***** Records for this task
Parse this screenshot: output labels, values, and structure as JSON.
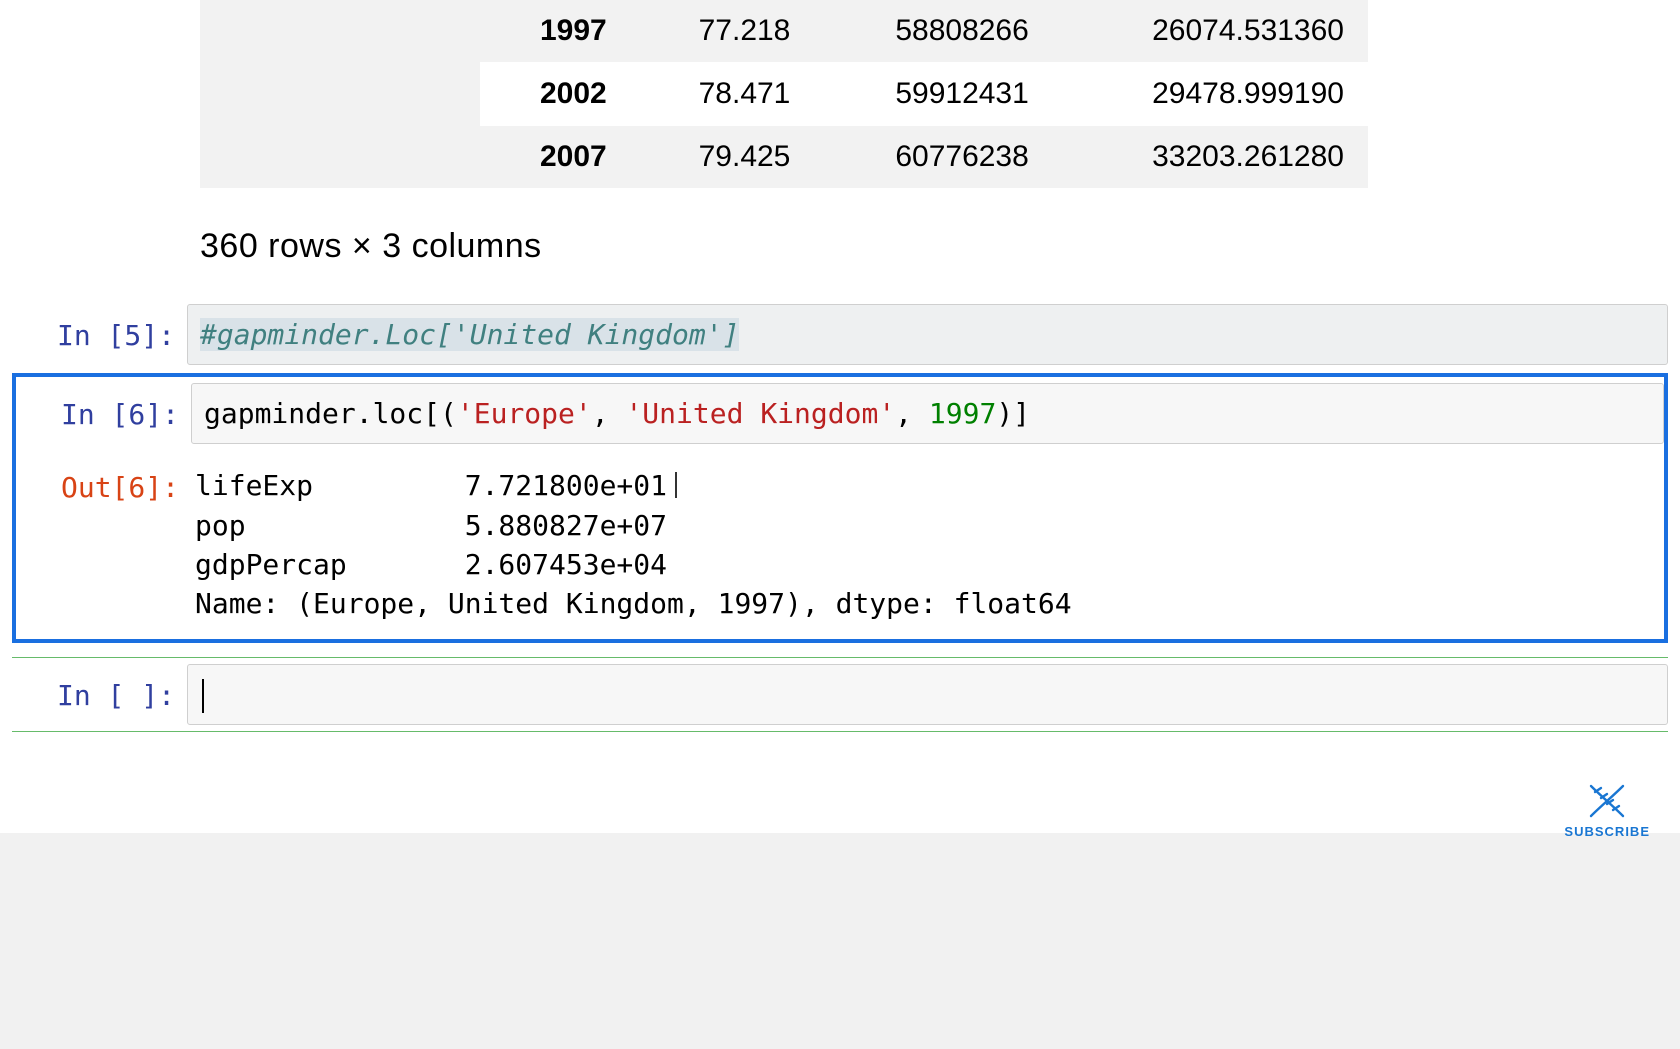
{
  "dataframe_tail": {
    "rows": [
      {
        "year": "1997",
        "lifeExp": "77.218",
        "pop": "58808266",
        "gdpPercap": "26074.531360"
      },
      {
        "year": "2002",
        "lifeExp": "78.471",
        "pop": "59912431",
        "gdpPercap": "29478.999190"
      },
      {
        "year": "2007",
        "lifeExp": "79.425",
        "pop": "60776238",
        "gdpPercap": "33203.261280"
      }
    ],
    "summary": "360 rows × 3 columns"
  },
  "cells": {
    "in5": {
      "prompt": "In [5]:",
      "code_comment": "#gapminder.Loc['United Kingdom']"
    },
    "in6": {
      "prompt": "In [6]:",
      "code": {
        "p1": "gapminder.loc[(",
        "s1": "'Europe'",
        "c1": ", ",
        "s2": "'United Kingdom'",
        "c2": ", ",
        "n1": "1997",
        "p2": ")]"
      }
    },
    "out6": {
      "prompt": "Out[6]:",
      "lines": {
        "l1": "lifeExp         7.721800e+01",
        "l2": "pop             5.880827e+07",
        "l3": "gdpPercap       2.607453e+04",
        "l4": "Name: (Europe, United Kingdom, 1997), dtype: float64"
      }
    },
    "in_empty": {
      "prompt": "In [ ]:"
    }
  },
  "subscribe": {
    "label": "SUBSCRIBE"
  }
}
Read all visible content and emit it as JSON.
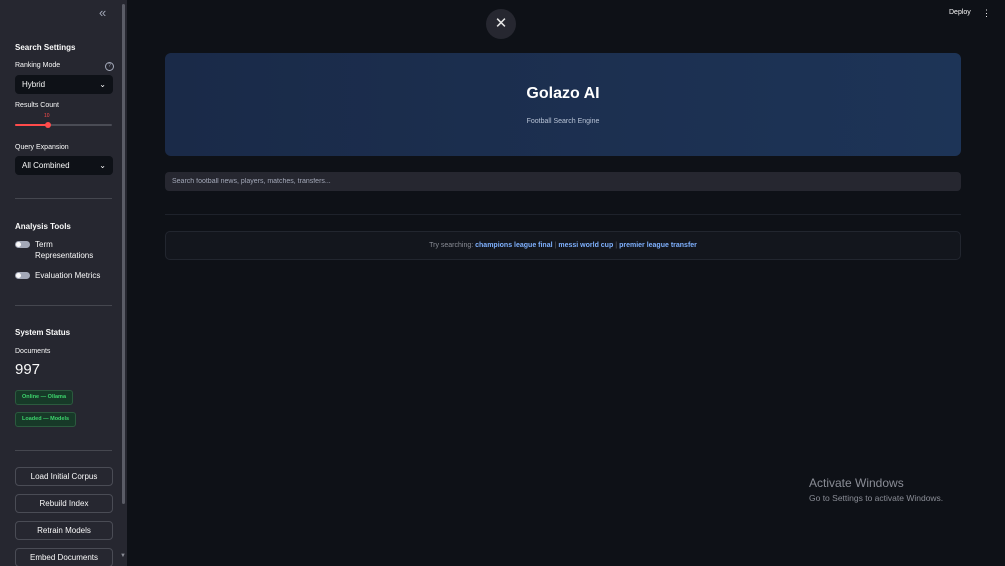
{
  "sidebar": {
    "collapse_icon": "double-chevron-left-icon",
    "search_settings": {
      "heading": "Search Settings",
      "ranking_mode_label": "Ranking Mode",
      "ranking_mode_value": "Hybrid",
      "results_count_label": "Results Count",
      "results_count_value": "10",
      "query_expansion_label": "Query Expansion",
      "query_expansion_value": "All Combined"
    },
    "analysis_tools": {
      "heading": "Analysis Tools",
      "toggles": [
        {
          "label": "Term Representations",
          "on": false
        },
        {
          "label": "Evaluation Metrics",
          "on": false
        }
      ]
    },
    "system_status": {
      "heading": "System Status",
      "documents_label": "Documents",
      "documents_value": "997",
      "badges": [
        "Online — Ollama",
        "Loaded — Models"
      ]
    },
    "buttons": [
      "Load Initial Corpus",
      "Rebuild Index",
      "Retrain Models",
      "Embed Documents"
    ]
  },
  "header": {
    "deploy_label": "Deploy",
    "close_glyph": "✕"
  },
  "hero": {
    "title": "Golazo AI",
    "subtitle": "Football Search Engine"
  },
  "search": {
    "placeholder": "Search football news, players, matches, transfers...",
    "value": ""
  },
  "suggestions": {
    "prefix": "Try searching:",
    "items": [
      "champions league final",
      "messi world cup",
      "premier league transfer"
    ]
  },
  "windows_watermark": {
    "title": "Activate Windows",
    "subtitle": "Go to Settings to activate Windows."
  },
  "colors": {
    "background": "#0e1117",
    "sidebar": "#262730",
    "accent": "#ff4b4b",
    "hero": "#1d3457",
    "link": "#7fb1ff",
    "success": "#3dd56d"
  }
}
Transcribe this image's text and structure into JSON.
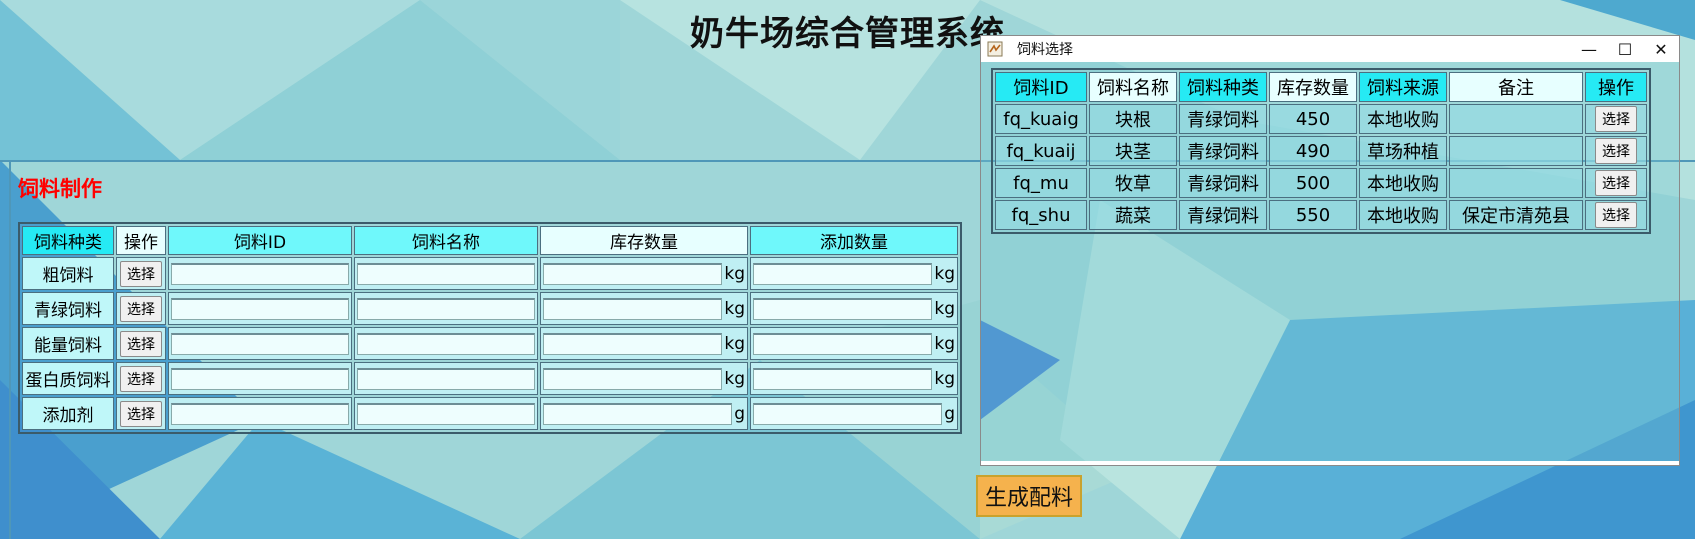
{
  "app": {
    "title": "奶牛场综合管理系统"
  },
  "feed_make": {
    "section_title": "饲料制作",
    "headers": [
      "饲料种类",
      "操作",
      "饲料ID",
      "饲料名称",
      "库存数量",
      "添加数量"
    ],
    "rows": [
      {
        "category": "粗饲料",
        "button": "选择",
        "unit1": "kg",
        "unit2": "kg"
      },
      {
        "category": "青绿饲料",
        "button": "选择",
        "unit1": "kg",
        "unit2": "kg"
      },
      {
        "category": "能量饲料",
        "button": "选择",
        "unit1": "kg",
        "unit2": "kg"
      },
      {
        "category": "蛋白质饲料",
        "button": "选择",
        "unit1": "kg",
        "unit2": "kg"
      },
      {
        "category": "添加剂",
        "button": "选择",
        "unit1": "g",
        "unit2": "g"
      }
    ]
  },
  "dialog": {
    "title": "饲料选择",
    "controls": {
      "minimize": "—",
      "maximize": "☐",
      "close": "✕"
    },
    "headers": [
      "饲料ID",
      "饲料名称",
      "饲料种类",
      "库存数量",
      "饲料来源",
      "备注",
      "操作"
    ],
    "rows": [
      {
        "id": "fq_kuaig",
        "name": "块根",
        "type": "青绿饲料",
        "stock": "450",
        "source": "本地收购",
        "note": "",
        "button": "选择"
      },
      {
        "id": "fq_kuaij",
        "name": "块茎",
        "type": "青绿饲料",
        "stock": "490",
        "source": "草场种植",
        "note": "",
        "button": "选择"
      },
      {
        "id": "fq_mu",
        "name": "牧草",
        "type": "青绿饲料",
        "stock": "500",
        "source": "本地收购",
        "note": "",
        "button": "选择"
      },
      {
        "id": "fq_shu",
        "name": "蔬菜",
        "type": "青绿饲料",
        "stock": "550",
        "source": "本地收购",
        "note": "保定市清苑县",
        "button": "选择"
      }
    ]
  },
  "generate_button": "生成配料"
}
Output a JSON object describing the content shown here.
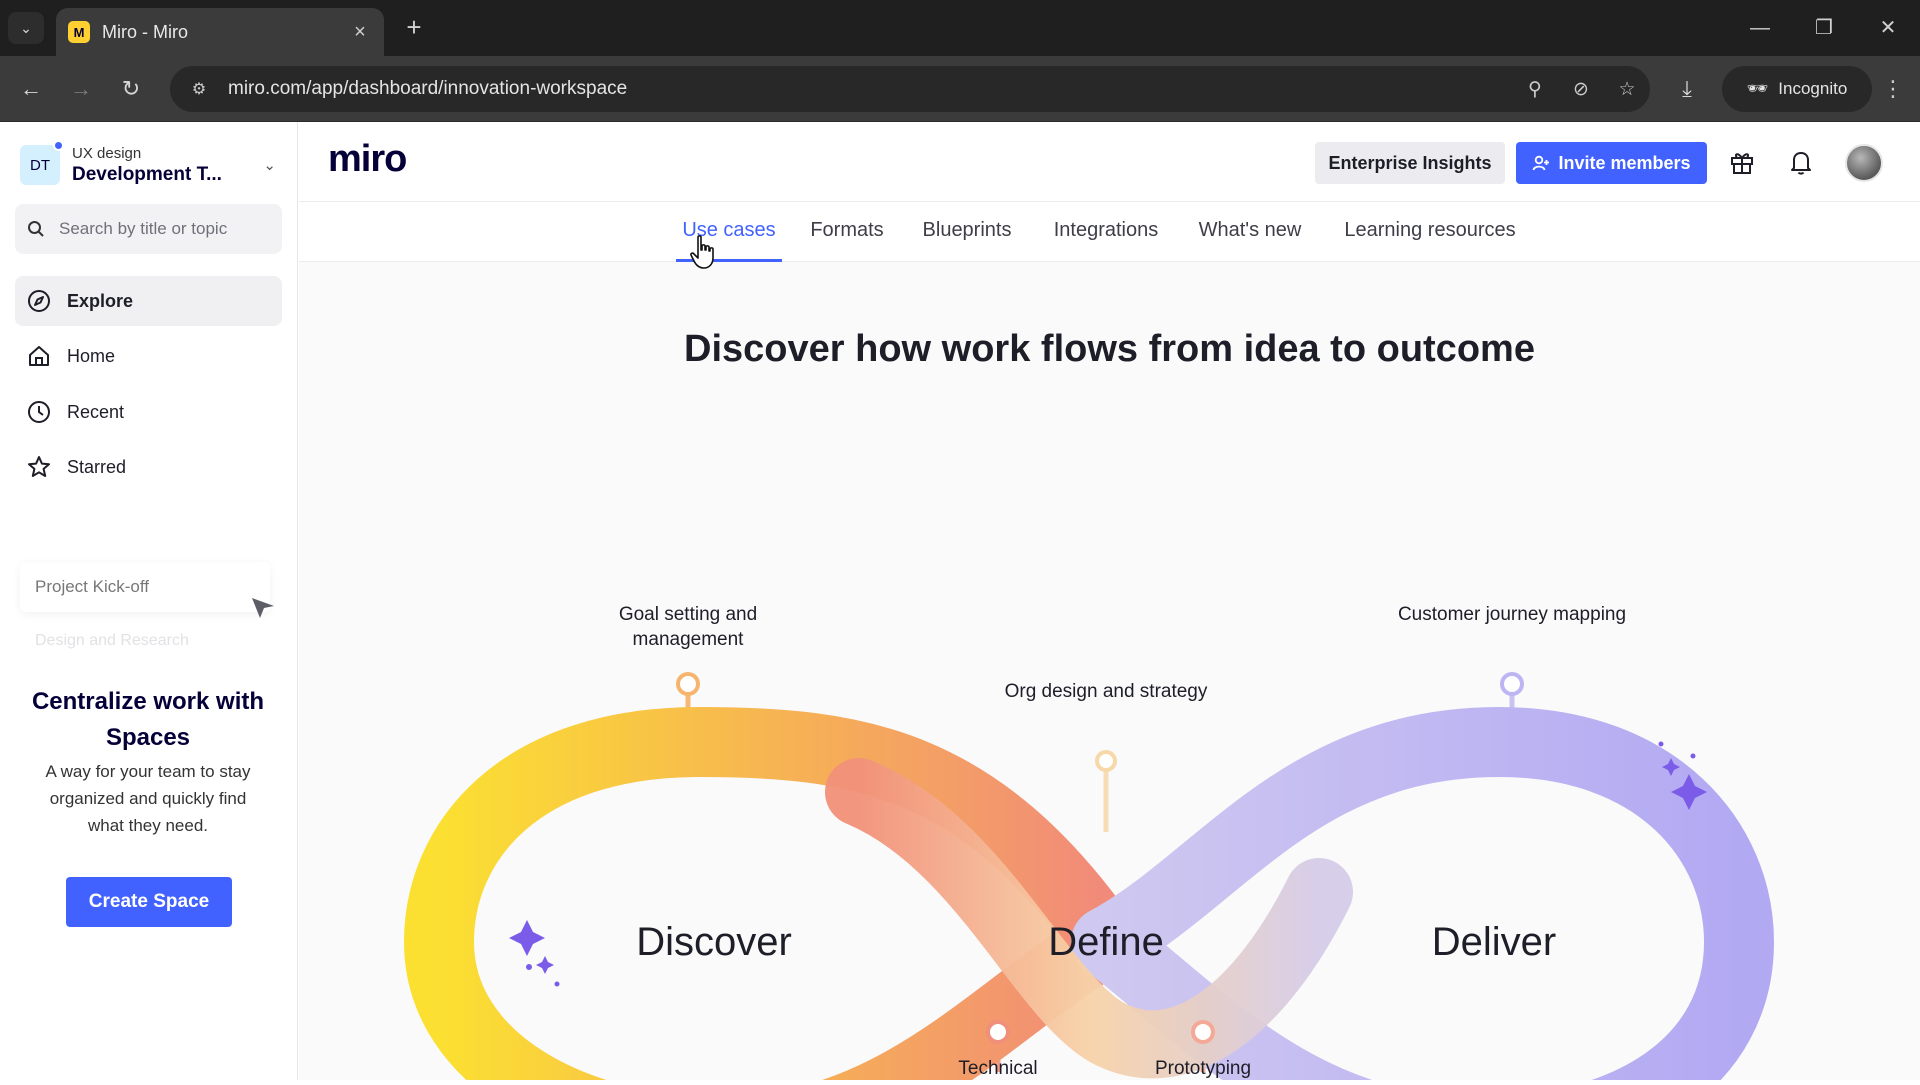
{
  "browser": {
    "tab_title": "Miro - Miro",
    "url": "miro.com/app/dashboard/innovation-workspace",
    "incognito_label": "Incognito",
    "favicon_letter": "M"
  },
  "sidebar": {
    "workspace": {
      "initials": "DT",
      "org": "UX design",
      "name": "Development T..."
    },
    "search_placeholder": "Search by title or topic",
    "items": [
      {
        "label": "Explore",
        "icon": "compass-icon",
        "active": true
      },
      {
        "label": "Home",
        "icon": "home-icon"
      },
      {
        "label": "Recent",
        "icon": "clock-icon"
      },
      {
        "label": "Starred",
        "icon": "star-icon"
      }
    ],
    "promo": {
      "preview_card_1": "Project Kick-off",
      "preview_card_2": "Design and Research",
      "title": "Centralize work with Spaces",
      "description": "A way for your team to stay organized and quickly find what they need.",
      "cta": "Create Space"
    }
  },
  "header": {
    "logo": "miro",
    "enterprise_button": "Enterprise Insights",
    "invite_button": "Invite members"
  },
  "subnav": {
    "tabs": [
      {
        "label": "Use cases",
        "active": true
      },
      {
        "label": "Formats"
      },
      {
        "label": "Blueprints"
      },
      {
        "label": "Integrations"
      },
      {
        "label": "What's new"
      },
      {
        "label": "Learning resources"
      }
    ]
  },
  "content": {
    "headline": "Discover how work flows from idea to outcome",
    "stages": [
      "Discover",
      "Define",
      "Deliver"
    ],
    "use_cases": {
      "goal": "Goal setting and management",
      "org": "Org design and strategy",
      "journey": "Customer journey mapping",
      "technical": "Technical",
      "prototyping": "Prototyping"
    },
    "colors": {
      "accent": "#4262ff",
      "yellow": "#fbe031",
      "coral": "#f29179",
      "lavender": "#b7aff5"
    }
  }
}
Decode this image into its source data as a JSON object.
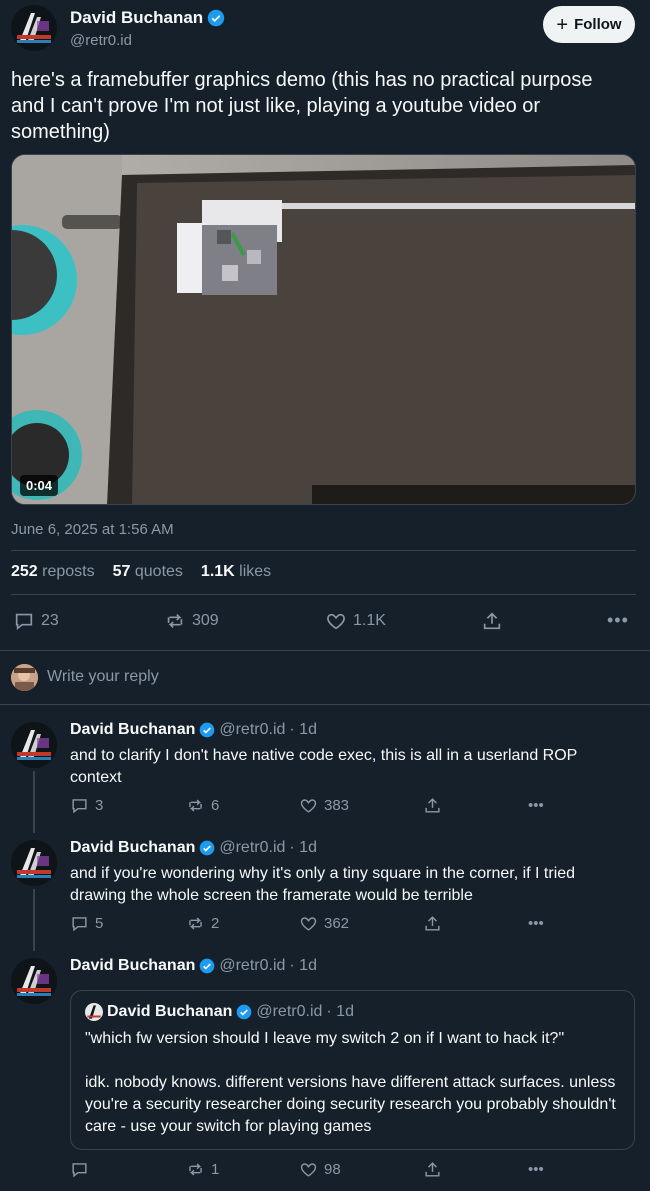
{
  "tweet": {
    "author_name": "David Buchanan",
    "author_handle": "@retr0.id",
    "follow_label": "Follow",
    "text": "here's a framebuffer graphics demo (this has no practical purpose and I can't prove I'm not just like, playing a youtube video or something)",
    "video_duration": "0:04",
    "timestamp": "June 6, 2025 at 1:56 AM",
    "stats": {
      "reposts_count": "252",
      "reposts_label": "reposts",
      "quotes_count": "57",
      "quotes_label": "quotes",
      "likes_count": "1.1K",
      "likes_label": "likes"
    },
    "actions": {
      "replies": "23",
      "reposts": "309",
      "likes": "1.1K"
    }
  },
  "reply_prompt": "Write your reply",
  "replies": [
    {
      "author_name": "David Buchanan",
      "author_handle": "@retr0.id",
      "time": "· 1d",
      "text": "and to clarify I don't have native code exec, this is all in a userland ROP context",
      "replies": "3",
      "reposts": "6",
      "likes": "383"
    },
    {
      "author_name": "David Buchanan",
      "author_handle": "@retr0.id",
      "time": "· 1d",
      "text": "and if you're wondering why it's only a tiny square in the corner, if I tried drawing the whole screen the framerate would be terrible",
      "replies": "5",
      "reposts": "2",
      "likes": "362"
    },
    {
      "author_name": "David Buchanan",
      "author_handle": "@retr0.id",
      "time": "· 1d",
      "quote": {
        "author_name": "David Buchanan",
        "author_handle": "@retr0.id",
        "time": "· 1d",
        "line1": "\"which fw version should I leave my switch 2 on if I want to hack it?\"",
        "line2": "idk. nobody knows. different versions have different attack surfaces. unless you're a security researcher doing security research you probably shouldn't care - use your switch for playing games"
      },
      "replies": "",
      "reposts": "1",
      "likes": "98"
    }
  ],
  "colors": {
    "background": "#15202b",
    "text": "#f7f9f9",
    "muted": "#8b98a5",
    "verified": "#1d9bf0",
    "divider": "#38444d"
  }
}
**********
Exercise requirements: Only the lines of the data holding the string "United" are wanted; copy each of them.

Result below:
      "code_comment": "#gapminder.Loc['United Kingdom']"
        "s2": "'United Kingdom'",
        "l4": "Name: (Europe, United Kingdom, 1997), dtype: float64"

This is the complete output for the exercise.